───── Data supplied
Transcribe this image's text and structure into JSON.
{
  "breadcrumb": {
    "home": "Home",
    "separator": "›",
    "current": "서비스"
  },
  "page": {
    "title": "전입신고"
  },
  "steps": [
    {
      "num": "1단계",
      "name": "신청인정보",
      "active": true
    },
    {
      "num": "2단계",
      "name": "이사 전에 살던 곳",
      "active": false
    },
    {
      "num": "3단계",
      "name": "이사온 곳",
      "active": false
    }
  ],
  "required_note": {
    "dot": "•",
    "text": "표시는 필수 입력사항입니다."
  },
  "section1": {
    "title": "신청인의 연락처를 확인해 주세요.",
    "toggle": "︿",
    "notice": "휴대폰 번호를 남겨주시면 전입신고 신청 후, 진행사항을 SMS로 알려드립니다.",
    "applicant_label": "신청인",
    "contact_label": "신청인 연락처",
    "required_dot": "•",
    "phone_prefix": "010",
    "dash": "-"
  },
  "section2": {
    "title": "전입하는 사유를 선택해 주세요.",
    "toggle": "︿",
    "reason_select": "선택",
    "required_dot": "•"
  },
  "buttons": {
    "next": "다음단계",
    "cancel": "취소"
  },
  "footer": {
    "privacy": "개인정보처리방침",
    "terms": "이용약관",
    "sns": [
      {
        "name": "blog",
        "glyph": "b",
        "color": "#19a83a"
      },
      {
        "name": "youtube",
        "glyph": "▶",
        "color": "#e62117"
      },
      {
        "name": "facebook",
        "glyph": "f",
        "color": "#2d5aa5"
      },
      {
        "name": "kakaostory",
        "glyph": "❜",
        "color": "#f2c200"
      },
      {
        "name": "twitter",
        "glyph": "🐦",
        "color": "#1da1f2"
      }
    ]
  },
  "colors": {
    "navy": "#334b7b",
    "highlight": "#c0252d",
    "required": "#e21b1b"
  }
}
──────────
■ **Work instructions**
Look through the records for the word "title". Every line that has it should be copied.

■ **Solution for this task**
    "title": "전입신고"
    "title": "신청인의 연락처를 확인해 주세요.",
    "title": "전입하는 사유를 선택해 주세요.",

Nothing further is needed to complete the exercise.